Changing school population

These school districts are among the most segregated in California, and they have grown more racially isolated over the last two decades. On many of their campuses, the students are almost all Latinos and African Americans.

Most segregated Southern California school districts (Among 100 largest districts statewide.)

Percent of schools in each district that are 90% or more African American and Hispanic combined

*--* District Total schools Segregated schools % Segregated Compton Unified 1981 36 34 94.4 2003 40 40 100 Inglewood Unified 1981 19 16 84.2 2003 20 20 100 Lynwood Unified 1981 12 7 58.3 2003 14 14 100 Paramount Unified 1981 12 0 0 2003 18 15 83.3 Montebello Unified 1981 27 5 18.5 2003 29 23 79.3 Santa Ana Unified 1981 36 7 19.4 2003 56 43 76.8 Pomona Unified 1981 32 2 6.3 2003 40 28 70 Baldwin Park Unified 1981 19 0 0 2003 22 15 68.2 Los Angeles Unified 1981 703 206 29.3 2003 693 370 53.4 Oxnard Elementary 1981 16 1 6.3 2003 21 11 52.4


Enrollment in California public schools, by ethnic designation

California’s public school enrollment grew from 4,046,156 in 1981-82 to 6,244,403 in 2002-03 as the Latino school population nearly tripled, replacing whites as the state’s largest group.

*--* Ethnicity Total enrolled % of total enrollment Hispanic 1981-82 1,045,186 25.8% 2002-03 2,819,504 45.2% White non-Hispanic 1981-82 2,282,828 33.7% 2002-03 2,106,042 56.4% Black non-Hispanic 1981-82 399,171 8.3% 2002-03 515,805 9.9% Asian 1981-82 221,899 5.5% 2002-03 502,676 8.1% Other 1981-82 97,072 2.4% 2002-03 300,376 4.8%

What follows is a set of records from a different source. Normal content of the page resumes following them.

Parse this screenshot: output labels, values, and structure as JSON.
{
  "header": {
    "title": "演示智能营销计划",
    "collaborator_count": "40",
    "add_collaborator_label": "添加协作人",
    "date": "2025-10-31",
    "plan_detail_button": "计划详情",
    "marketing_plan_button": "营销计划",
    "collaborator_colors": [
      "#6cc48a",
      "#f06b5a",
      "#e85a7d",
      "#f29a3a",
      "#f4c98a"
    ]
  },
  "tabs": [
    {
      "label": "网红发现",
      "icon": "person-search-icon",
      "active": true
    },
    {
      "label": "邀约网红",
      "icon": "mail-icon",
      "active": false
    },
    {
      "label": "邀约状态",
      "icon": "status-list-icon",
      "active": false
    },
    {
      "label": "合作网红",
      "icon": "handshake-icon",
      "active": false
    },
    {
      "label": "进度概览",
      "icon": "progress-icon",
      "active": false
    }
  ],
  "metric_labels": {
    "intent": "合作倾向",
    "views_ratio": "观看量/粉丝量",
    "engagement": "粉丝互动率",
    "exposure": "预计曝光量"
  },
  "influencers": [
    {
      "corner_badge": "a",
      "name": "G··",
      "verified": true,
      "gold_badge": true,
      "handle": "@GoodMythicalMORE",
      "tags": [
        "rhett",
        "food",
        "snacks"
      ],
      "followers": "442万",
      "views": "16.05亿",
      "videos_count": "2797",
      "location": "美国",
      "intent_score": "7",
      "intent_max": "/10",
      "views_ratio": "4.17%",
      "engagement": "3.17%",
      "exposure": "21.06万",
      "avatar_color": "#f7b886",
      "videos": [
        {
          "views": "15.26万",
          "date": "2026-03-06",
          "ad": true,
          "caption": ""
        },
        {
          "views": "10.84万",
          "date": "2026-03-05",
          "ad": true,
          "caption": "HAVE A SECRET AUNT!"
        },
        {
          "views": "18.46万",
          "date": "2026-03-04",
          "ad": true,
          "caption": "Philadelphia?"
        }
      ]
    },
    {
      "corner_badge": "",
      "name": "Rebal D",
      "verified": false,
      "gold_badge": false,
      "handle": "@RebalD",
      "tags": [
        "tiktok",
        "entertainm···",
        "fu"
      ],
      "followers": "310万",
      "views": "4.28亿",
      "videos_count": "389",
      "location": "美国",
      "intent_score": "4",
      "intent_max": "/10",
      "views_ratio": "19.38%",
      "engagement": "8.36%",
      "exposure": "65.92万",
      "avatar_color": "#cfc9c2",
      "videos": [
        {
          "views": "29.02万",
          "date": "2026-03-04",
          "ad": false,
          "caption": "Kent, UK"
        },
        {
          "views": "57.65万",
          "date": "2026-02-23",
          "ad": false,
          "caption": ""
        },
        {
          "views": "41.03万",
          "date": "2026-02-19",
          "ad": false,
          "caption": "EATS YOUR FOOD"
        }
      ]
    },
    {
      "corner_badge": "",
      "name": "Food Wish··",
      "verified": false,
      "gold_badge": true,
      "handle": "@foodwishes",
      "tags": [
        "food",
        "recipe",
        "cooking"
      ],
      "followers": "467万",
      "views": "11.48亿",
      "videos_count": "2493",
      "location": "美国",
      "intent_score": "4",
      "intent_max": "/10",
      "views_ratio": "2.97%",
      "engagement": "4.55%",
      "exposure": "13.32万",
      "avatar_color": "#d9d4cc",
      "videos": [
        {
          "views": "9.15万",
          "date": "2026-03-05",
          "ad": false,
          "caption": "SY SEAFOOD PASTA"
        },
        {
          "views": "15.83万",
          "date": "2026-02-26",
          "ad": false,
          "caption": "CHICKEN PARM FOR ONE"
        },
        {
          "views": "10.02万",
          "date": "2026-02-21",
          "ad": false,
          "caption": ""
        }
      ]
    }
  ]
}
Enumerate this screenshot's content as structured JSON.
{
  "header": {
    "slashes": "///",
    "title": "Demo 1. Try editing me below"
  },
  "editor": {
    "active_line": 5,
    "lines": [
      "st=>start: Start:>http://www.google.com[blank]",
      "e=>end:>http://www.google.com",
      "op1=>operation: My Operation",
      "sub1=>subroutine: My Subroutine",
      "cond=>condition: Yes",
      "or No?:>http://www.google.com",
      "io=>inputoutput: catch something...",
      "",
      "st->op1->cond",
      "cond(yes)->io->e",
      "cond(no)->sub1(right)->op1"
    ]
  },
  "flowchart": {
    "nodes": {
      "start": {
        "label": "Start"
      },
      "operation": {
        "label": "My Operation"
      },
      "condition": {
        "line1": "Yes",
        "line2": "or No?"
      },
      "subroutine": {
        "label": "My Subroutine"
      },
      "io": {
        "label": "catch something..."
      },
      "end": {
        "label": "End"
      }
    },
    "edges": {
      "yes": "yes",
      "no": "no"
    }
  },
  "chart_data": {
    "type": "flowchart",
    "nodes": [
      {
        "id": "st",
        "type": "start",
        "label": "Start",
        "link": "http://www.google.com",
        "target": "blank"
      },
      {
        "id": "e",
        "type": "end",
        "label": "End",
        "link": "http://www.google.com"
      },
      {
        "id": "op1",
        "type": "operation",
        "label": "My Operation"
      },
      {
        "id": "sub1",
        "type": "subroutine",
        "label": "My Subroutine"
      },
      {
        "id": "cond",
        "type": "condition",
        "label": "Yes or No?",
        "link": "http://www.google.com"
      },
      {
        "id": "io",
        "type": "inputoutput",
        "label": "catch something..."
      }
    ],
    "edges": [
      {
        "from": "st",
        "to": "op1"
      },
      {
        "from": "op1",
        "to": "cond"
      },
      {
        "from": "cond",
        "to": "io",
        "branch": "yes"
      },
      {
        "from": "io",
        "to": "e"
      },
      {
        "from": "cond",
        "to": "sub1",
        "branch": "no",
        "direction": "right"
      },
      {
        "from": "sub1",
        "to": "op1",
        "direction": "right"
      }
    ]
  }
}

Source: Calif. Dept. of Education data with analysis by Richard O’Reilly, director of computer analysis and Sandra Poindexter, data analyst.


Richard O’Reilly, The Times’ director of computer analysis, and data analyst Sandra Poindexter contributed to this report.